As this suggests, the possible arrival of wealthy new N-YHS trustees, passionately committed to history, was seen as a promising development, heralding great potential for finally creating a world class institution dedicated to explicating New York’s past. It seemed a renaissance was in store, and that Gilder and Lehrman might take their place alongside the civic patrons then refurbishing old landmarks like the Planetarium and the Museum of Modern Art. Indeed their arrival betokened the infusion of more than cash, as they seemed willing to bring along their significant collection of early American historical documents.
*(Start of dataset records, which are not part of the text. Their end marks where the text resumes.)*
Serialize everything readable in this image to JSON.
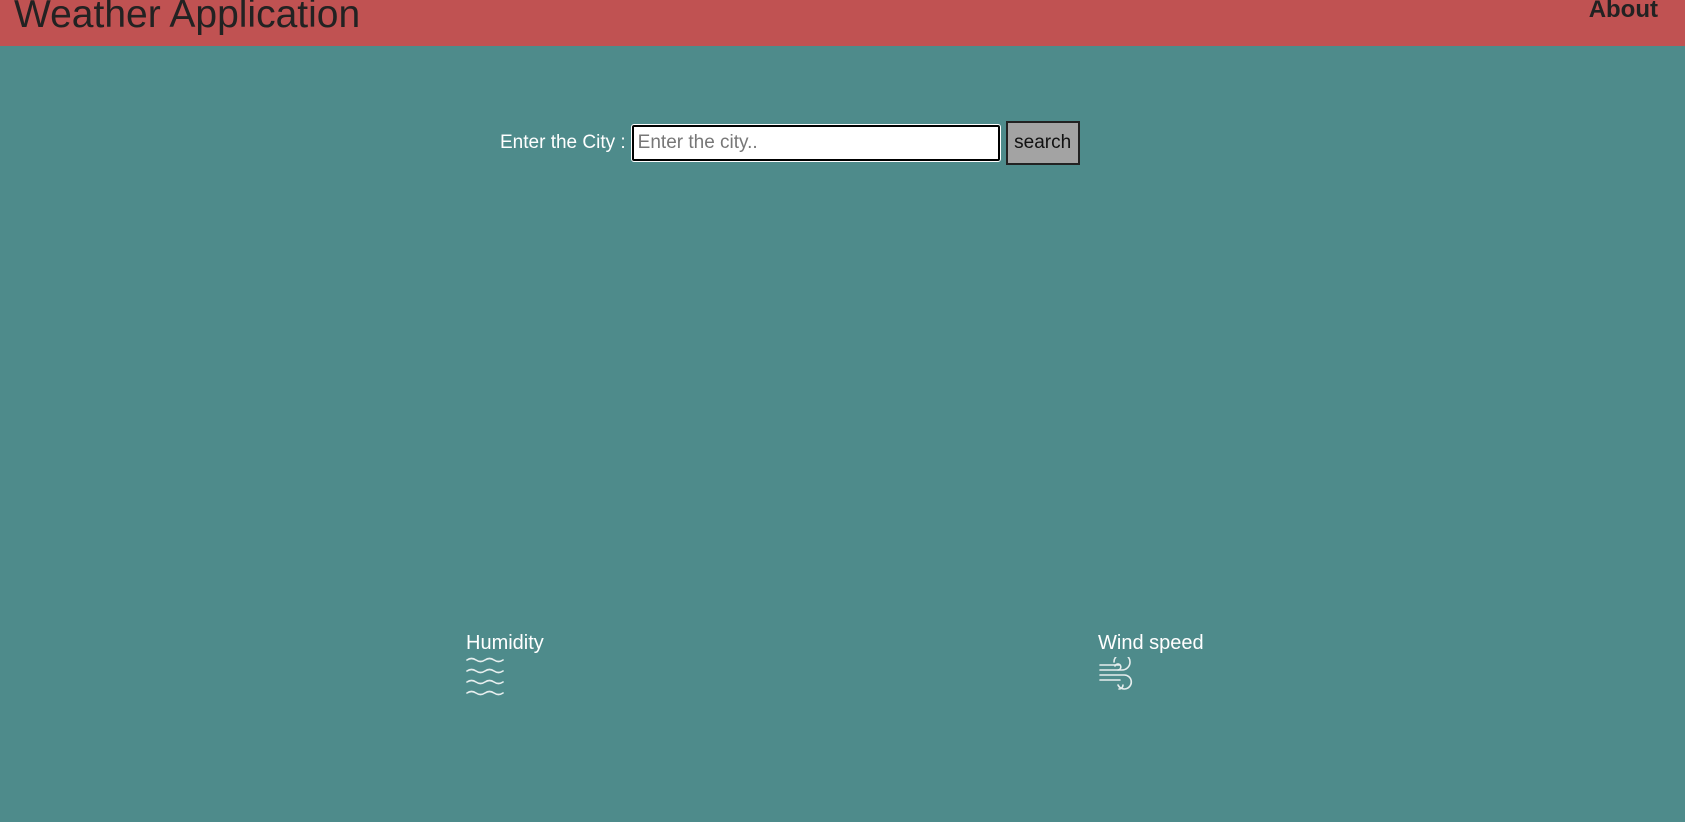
{
  "header": {
    "title": "Weather Application",
    "about_label": "About",
    "background_color": "#c05252"
  },
  "search": {
    "label": "Enter the City :",
    "placeholder": "Enter the city..",
    "value": "",
    "button_label": "search"
  },
  "metrics": {
    "humidity": {
      "label": "Humidity",
      "icon": "water-waves-icon"
    },
    "wind": {
      "label": "Wind speed",
      "icon": "wind-icon"
    }
  },
  "colors": {
    "page_background": "#4e8b8b",
    "text_light": "#ffffff",
    "text_dark": "#222222",
    "button_background": "#a3a3a3"
  }
}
Vigorous public outreach strategies seemed newly plausible, as well, given that their Gilder Lehrman Institute of American History had done exemplary work in making historical scholarship accessible to wider publics: it had sponsored history schools, history programs within schools, research centers, teacher training programs, public lectures, traveling exhibitions, a web site, and an on-line journal, and had also established fellowship programs and two historical prize competitions. Nor had their rightwing personal politics led to imposition of a political means test before bestowing support; in 2001 they contributed to a conference on New York City History of which the Gotham Center for New York City History was a co-sponsor (we appreciated their assistance then, and we appreciate it still).
But then the new day dawned, and attached strings came dangling into view. The price exacted for depositing the documents, and the possibility of eventual support from their deep pockets, was the Society’s agreeing to abandon its focus on New York history, sniffed at as parochial. “Mr. Gilder acknowledged,” the Times reported, “that he and Mr. Lehrman were evaluating the society on the basis, among other things, of whether it fulfilled their desire to make its focus more national.” They built a million-dollar segregated vault in the N-YHS basement, for Gilder Lehrman documents only, and while they let some out to commingle in the Hamilton show, each was labeled “The Gilder Lehrman Collection, on deposit at the New-York Historical Society,” as if to underscore the collection’s provisional status which Gilder had spelled out bluntly to the Times: “it’s the society’s to lose.”
… ”Dick and I are reformers,” says Lewis Lehrman. “We are not interested in insulating the status quo from new ideas.” Feisty words. But the Hamilton show betrays a musty reality. How likely is that such narrow gauge nationalists, focused on Founding Fatherology, will be open to what’s happening out in the wider world? It’s hard to imagine them sponsoring an international conference of city museums, much less helping New York City get involved in the broader urban heritage issues now being discussed in the global arena.
This is an important story, because it is one that has been repeated all over the country. While Liberals run around worrying about “framing” issues, Conservatives have been quietly taking over the institutions that allow for issues to be framed. Good rhetoric is useless to the Left without an institutional mouthpiece with which to voice it. I’m afraid that at this pace the cultural wars will be lost.